*** Opening EXTRACTED MATERIAL ***

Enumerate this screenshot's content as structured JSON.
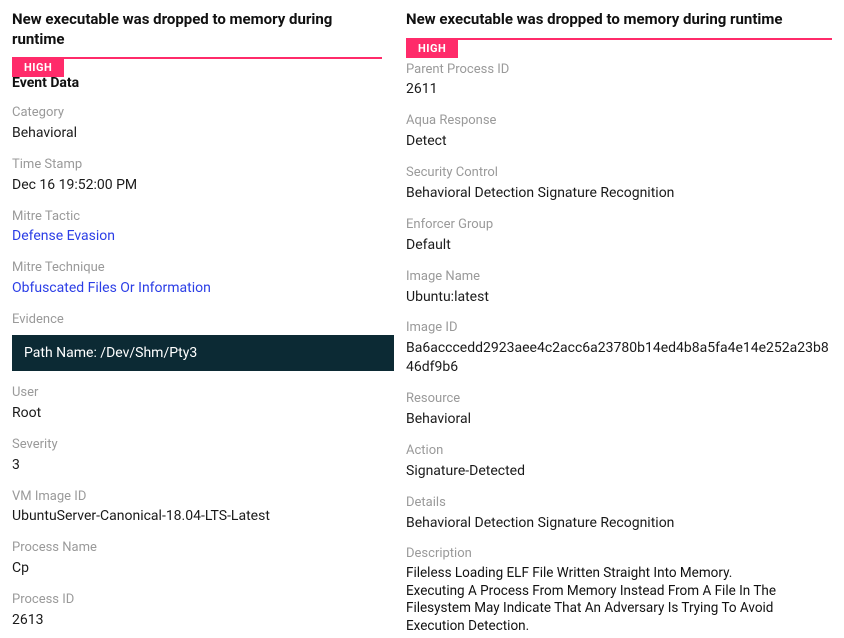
{
  "left": {
    "title": "New executable was dropped to memory during runtime",
    "badge": "HIGH",
    "section_header": "Event Data",
    "fields": {
      "category_label": "Category",
      "category_value": "Behavioral",
      "timestamp_label": "Time Stamp",
      "timestamp_value": "Dec 16 19:52:00 PM",
      "mitre_tactic_label": "Mitre Tactic",
      "mitre_tactic_value": "Defense Evasion",
      "mitre_technique_label": "Mitre Technique",
      "mitre_technique_value": "Obfuscated Files Or Information",
      "evidence_label": "Evidence",
      "evidence_value": "Path Name: /Dev/Shm/Pty3",
      "user_label": "User",
      "user_value": "Root",
      "severity_label": "Severity",
      "severity_value": "3",
      "vm_image_id_label": "VM Image ID",
      "vm_image_id_value": "UbuntuServer-Canonical-18.04-LTS-Latest",
      "process_name_label": "Process Name",
      "process_name_value": "Cp",
      "process_id_label": "Process ID",
      "process_id_value": "2613"
    }
  },
  "right": {
    "title": "New executable was dropped to memory during runtime",
    "badge": "HIGH",
    "fields": {
      "parent_pid_label": "Parent Process ID",
      "parent_pid_value": "2611",
      "aqua_response_label": "Aqua Response",
      "aqua_response_value": "Detect",
      "security_control_label": "Security Control",
      "security_control_value": "Behavioral Detection Signature Recognition",
      "enforcer_group_label": "Enforcer Group",
      "enforcer_group_value": "Default",
      "image_name_label": "Image Name",
      "image_name_value": "Ubuntu:latest",
      "image_id_label": "Image ID",
      "image_id_value": "Ba6acccedd2923aee4c2acc6a23780b14ed4b8a5fa4e14e252a23b846df9b6",
      "resource_label": "Resource",
      "resource_value": "Behavioral",
      "action_label": "Action",
      "action_value": "Signature-Detected",
      "details_label": "Details",
      "details_value": "Behavioral Detection Signature Recognition",
      "description_label": "Description",
      "description_value": "Fileless Loading ELF File Written Straight Into Memory. Executing A Process From Memory Instead From A File In The Filesystem May Indicate That An Adversary Is Trying To Avoid Execution Detection."
    }
  }
}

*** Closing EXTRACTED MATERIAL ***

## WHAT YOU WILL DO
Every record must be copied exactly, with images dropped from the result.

## OUTPUT FOR THIS EXERCISE
Enumerate this screenshot's content as structured JSON.
{
  "left": {
    "title": "New executable was dropped to memory during runtime",
    "badge": "HIGH",
    "section_header": "Event Data",
    "fields": {
      "category_label": "Category",
      "category_value": "Behavioral",
      "timestamp_label": "Time Stamp",
      "timestamp_value": "Dec 16 19:52:00 PM",
      "mitre_tactic_label": "Mitre Tactic",
      "mitre_tactic_value": "Defense Evasion",
      "mitre_technique_label": "Mitre Technique",
      "mitre_technique_value": "Obfuscated Files Or Information",
      "evidence_label": "Evidence",
      "evidence_value": "Path Name: /Dev/Shm/Pty3",
      "user_label": "User",
      "user_value": "Root",
      "severity_label": "Severity",
      "severity_value": "3",
      "vm_image_id_label": "VM Image ID",
      "vm_image_id_value": "UbuntuServer-Canonical-18.04-LTS-Latest",
      "process_name_label": "Process Name",
      "process_name_value": "Cp",
      "process_id_label": "Process ID",
      "process_id_value": "2613"
    }
  },
  "right": {
    "title": "New executable was dropped to memory during runtime",
    "badge": "HIGH",
    "fields": {
      "parent_pid_label": "Parent Process ID",
      "parent_pid_value": "2611",
      "aqua_response_label": "Aqua Response",
      "aqua_response_value": "Detect",
      "security_control_label": "Security Control",
      "security_control_value": "Behavioral Detection Signature Recognition",
      "enforcer_group_label": "Enforcer Group",
      "enforcer_group_value": "Default",
      "image_name_label": "Image Name",
      "image_name_value": "Ubuntu:latest",
      "image_id_label": "Image ID",
      "image_id_value": "Ba6acccedd2923aee4c2acc6a23780b14ed4b8a5fa4e14e252a23b846df9b6",
      "resource_label": "Resource",
      "resource_value": "Behavioral",
      "action_label": "Action",
      "action_value": "Signature-Detected",
      "details_label": "Details",
      "details_value": "Behavioral Detection Signature Recognition",
      "description_label": "Description",
      "description_value": "Fileless Loading ELF File Written Straight Into Memory. Executing A Process From Memory Instead From A File In The Filesystem May Indicate That An Adversary Is Trying To Avoid Execution Detection."
    }
  }
}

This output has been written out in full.